““It is fundamental that the Fourteenth Amendment requires notice and an opportunity to be heard before one is deprived of his property or liberty.”  Fricke v. Fricke, 491 A.2d 990, 997 (R.I.1985).   In the present case, however, Paul’s due-process rights were not violated because he had ample notice that sanctions would be imposed if he did not comply with the discovery requests at issue. Moreover, Paul had adequate opportunities to be heard on the issue of why he would not produce the financial records during trial and before sanctions were imposed.   The record reveals that the original request for the relevant records was made in January 2002.   During the course of the trial, on March 26, 2003, the general magistrate ordered Paul to produce the records within three weeks, and Paul’s counsel indicated that he would produce the records “forthwith.”   On the same day, an order was entered indicating that Paul would suffer daily sanctions if he refused to comply.   In a June 4, 2003 order, Paul again was reminded of the threat of sanctions for failing to comply with the court orders.   The defendant could have objected or explained at these junctures why he did not produce the records, but he failed to do so.   We therefore see no merit in Paul’s due-process challenge.” Supreme Court of Rhode Island. Kathleen C. VICARIO v. Paul Michael VICARIO. No. 2005-244-Appeal. Decided: June 29, 2006
Present:  WILLIAMS, C.J., and GOLDBERG, FLAHERTY, SUTTELL, and ROBINSON, JJ. Jerry L. McIntyre, Esq., Providence, for Plaintiff. Donald R. Lembo, Esq., North Providence, for Defendant.  OPINION

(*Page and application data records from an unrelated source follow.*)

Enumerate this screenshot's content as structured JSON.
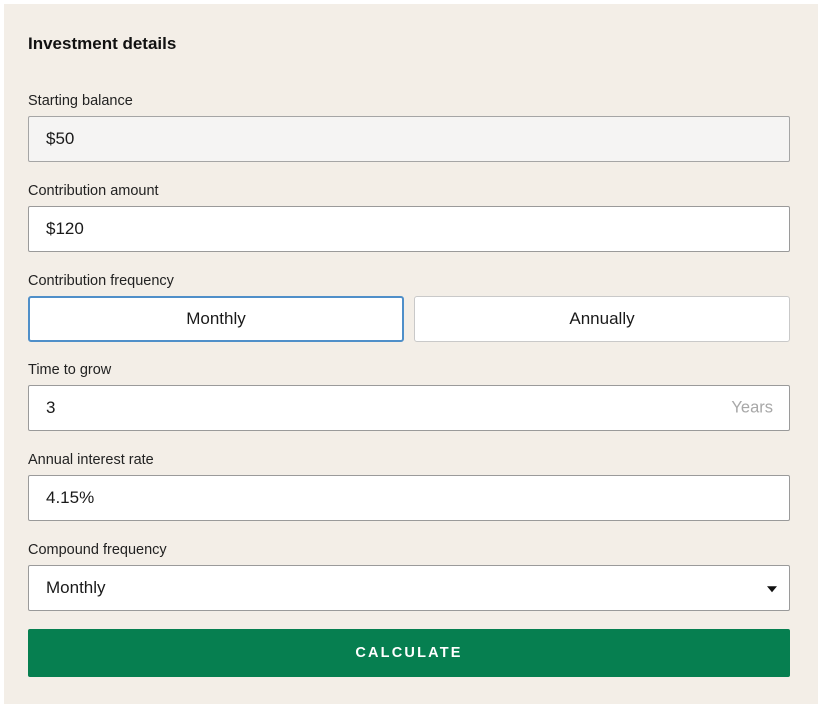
{
  "form": {
    "title": "Investment details",
    "starting_balance": {
      "label": "Starting balance",
      "value": "$50"
    },
    "contribution_amount": {
      "label": "Contribution amount",
      "value": "$120"
    },
    "contribution_frequency": {
      "label": "Contribution frequency",
      "options": [
        "Monthly",
        "Annually"
      ],
      "selected": "Monthly"
    },
    "time_to_grow": {
      "label": "Time to grow",
      "value": "3",
      "suffix": "Years"
    },
    "annual_interest_rate": {
      "label": "Annual interest rate",
      "value": "4.15%"
    },
    "compound_frequency": {
      "label": "Compound frequency",
      "selected": "Monthly",
      "icon": "caret-down-icon"
    },
    "calculate_label": "CALCULATE"
  },
  "colors": {
    "panel_background": "#f3eee7",
    "button_green": "#067f50",
    "active_toggle_border": "#4f8fc9"
  }
}
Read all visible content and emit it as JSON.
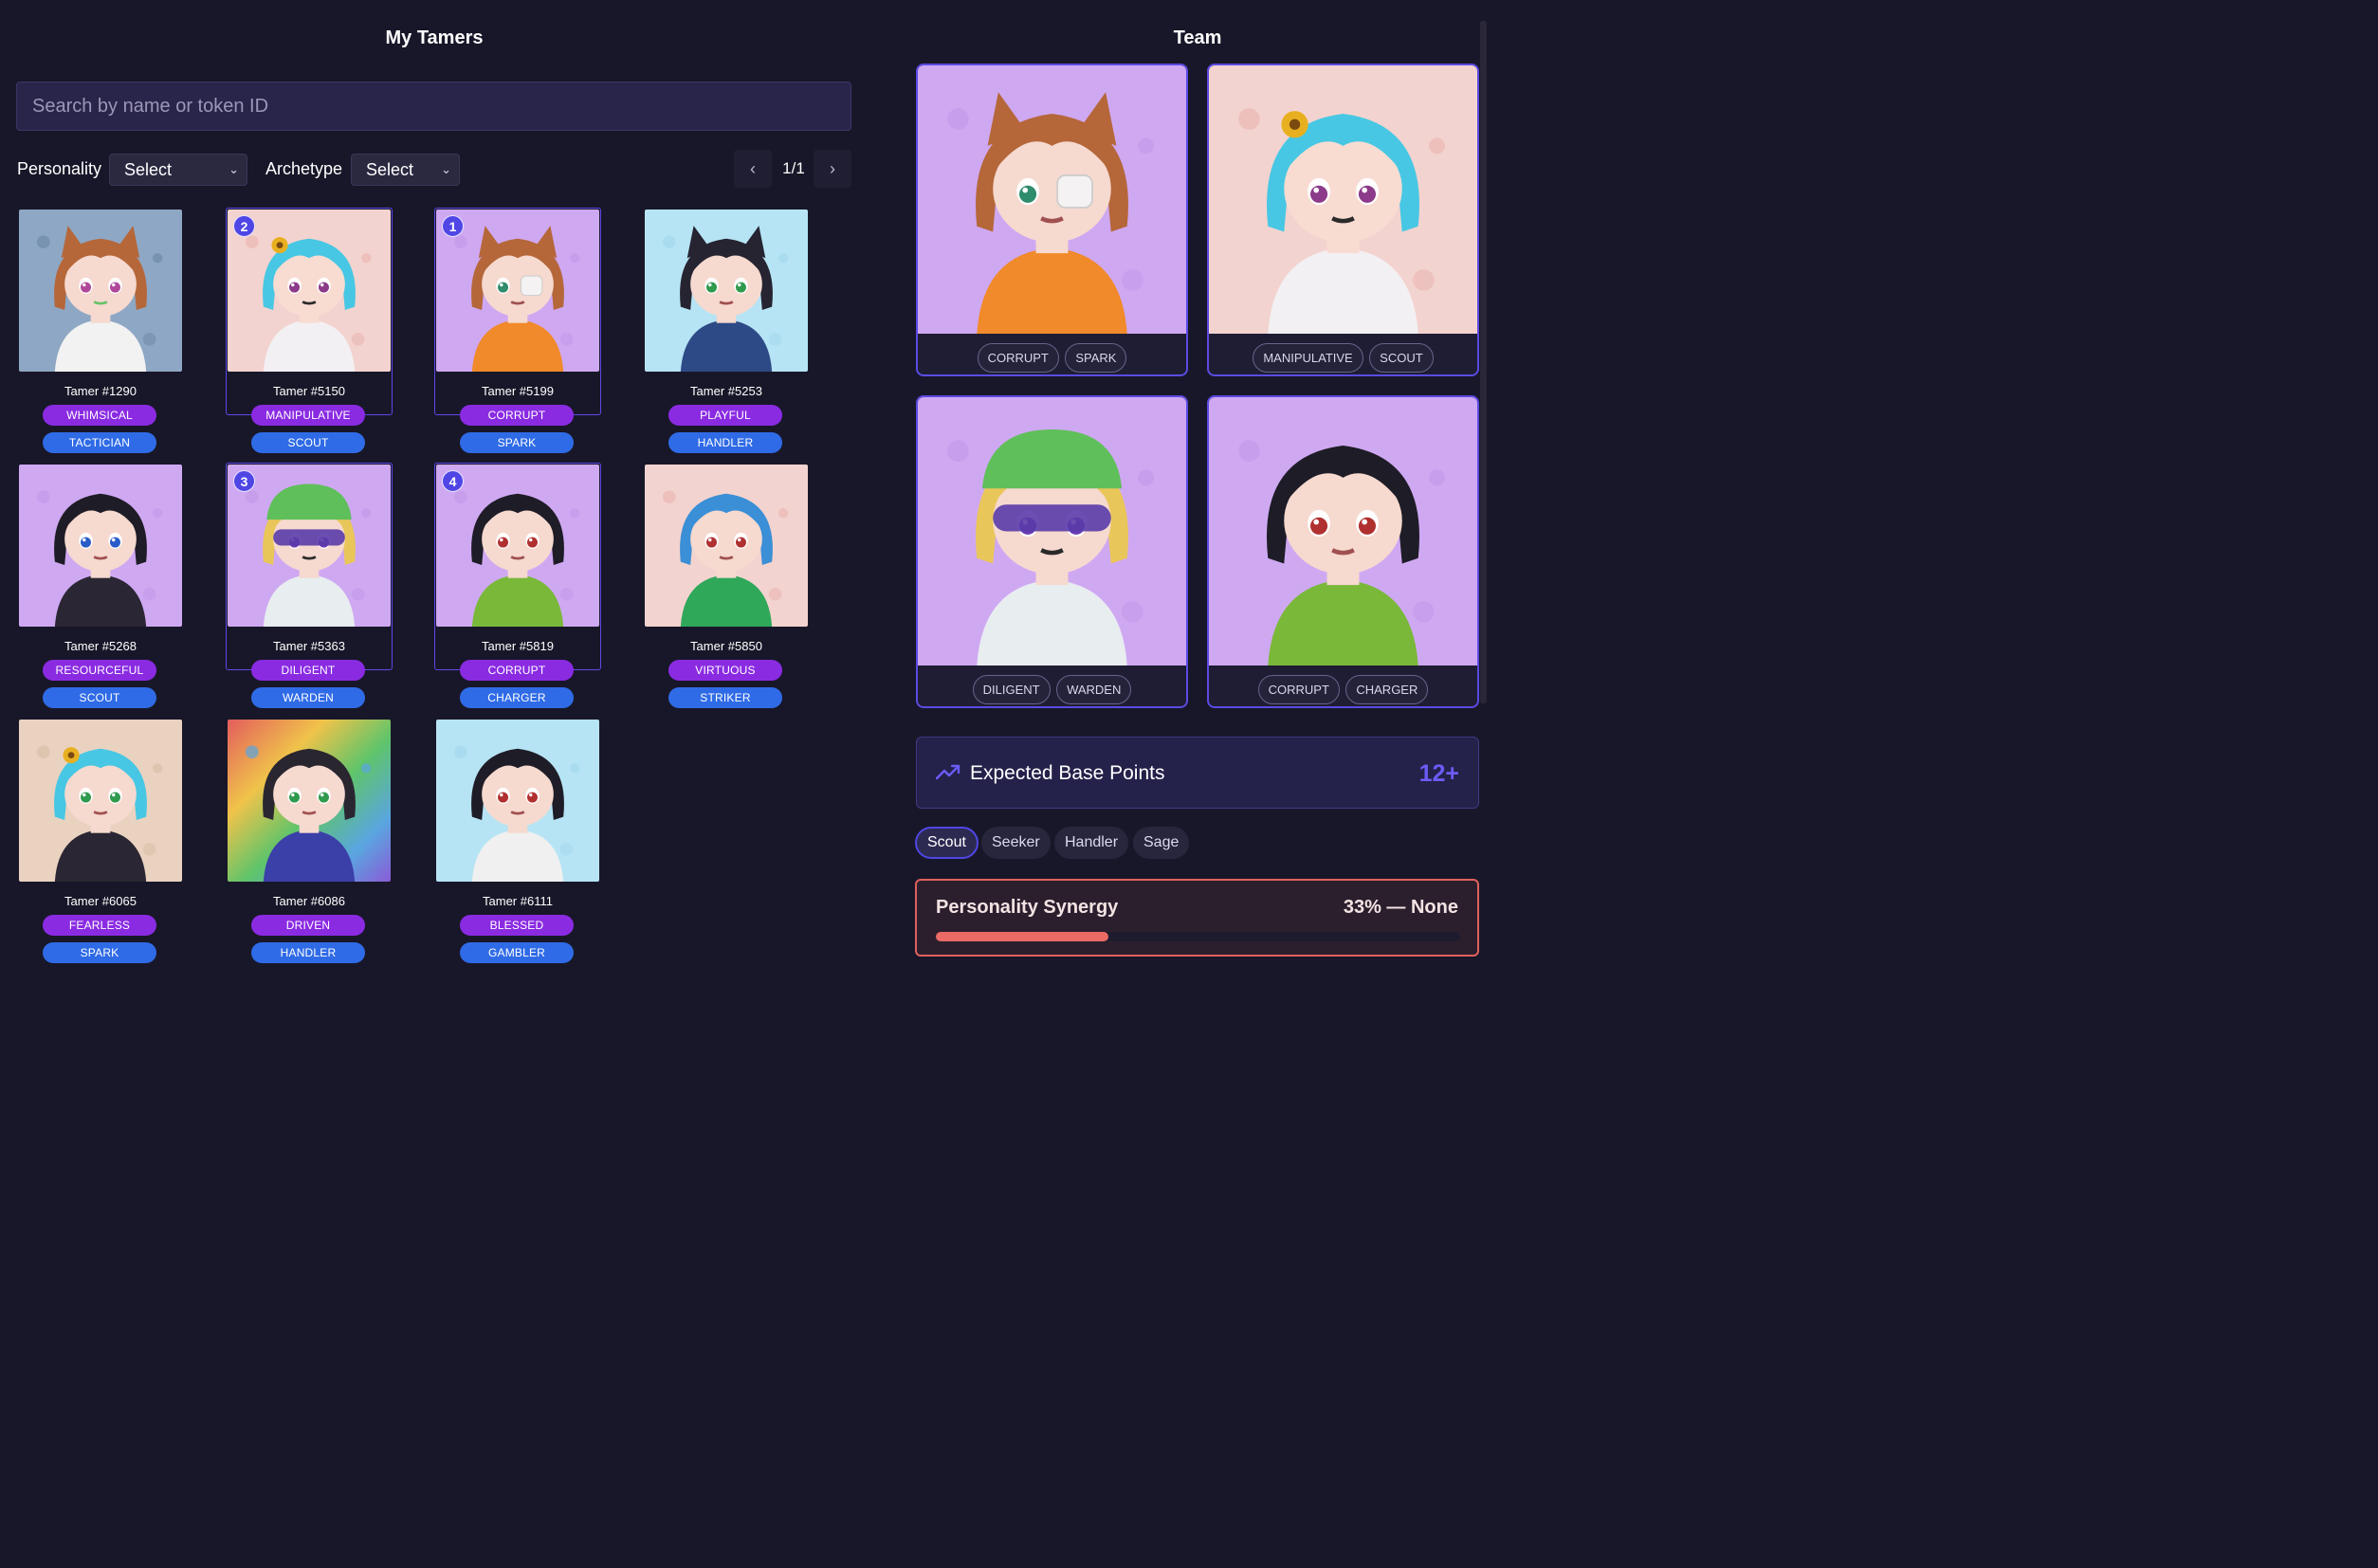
{
  "left": {
    "title": "My Tamers",
    "search_placeholder": "Search by name or token ID",
    "filters": {
      "personality_label": "Personality",
      "personality_value": "Select",
      "archetype_label": "Archetype",
      "archetype_value": "Select"
    },
    "pager": {
      "text": "1/1",
      "prev_icon": "chevron-left-icon",
      "next_icon": "chevron-right-icon"
    },
    "tamers": [
      {
        "name": "Tamer #1290",
        "personality": "WHIMSICAL",
        "archetype": "TACTICIAN",
        "rank": null
      },
      {
        "name": "Tamer #5150",
        "personality": "MANIPULATIVE",
        "archetype": "SCOUT",
        "rank": "2"
      },
      {
        "name": "Tamer #5199",
        "personality": "CORRUPT",
        "archetype": "SPARK",
        "rank": "1"
      },
      {
        "name": "Tamer #5253",
        "personality": "PLAYFUL",
        "archetype": "HANDLER",
        "rank": null
      },
      {
        "name": "Tamer #5268",
        "personality": "RESOURCEFUL",
        "archetype": "SCOUT",
        "rank": null
      },
      {
        "name": "Tamer #5363",
        "personality": "DILIGENT",
        "archetype": "WARDEN",
        "rank": "3"
      },
      {
        "name": "Tamer #5819",
        "personality": "CORRUPT",
        "archetype": "CHARGER",
        "rank": "4"
      },
      {
        "name": "Tamer #5850",
        "personality": "VIRTUOUS",
        "archetype": "STRIKER",
        "rank": null
      },
      {
        "name": "Tamer #6065",
        "personality": "FEARLESS",
        "archetype": "SPARK",
        "rank": null
      },
      {
        "name": "Tamer #6086",
        "personality": "DRIVEN",
        "archetype": "HANDLER",
        "rank": null
      },
      {
        "name": "Tamer #6111",
        "personality": "BLESSED",
        "archetype": "GAMBLER",
        "rank": null
      }
    ]
  },
  "team": {
    "title": "Team",
    "members": [
      {
        "personality": "CORRUPT",
        "archetype": "SPARK"
      },
      {
        "personality": "MANIPULATIVE",
        "archetype": "SCOUT"
      },
      {
        "personality": "DILIGENT",
        "archetype": "WARDEN"
      },
      {
        "personality": "CORRUPT",
        "archetype": "CHARGER"
      }
    ],
    "expected_points": {
      "label": "Expected Base Points",
      "value": "12+",
      "icon": "trending-up-icon",
      "accent": "#6b5cf6"
    },
    "tabs": [
      {
        "label": "Scout",
        "active": true
      },
      {
        "label": "Seeker",
        "active": false
      },
      {
        "label": "Handler",
        "active": false
      },
      {
        "label": "Sage",
        "active": false
      }
    ],
    "synergy": {
      "label": "Personality Synergy",
      "value_text": "33% — None",
      "percent": 33,
      "accent": "#ec6a65"
    }
  },
  "colors": {
    "background": "#181729",
    "personality_pill": "#8a2be2",
    "archetype_pill": "#2f6be6",
    "selection_border": "#5b48e8"
  }
}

“Furthermore, we are satisfied that the general magistrate did not abuse his discretion in imposing the sanction.  “Rule 37(b) of the Family Court Rules of Procedure for Domestic Relations provides the court with a smorgasbord of sanctions for situations in which the court is presented with a party’s failure to comply with a discovery order pursuant to Rule 37(a).”  Lembo v. Lembo, 677 A.2d 414, 419 (R.I.1996).   Pursuant to Rule 37, this Court has upheld monetary sanctions for such violations.   See, e.g., Zaino v. Zaino, 818 A.2d 630, 640-41 (R.I.2003);  Lembo, 677 A.2d at 419.   We will “reverse a trial justice’s decision to impose sanctions for Rule 37 violations only when we find that he or she has abused his or her discretion.”  Zaino, 818 A.2d at 640 (quoting Lembo, 677 A.2d at 419).” Id.

“In finding that a $10,000 sanction was warranted to offset any additional counsel fees, time lost by Kathleen, and court delays that had resulted from Paul’s conduct, the Family Court noted that Paul had failed to follow its mandates regarding discovery of the financial documents for months and that the court had been “most patient over an extended period of time.”   The general magistrate stressed that Kathleen’s expert witness “had to reassess his testimony all to no avail” because of the violation and that “[t]o this moment the [d]efendant has yet to comply with the Court Order.”   Based on the record before us, which clearly shows that Paul was unwilling to produce the records in a timely manner throughout the entire proceedings, we see no abuse of discretion in this ruling.” Id.

Rhode Island Attorneys legal Notice per RI Rules of Professional Responsibility:

The Rhode Island Supreme Court licenses all lawyers in the general practice of law, but does not license or certify any lawyer or attorney as an expert or specialist in any field of practice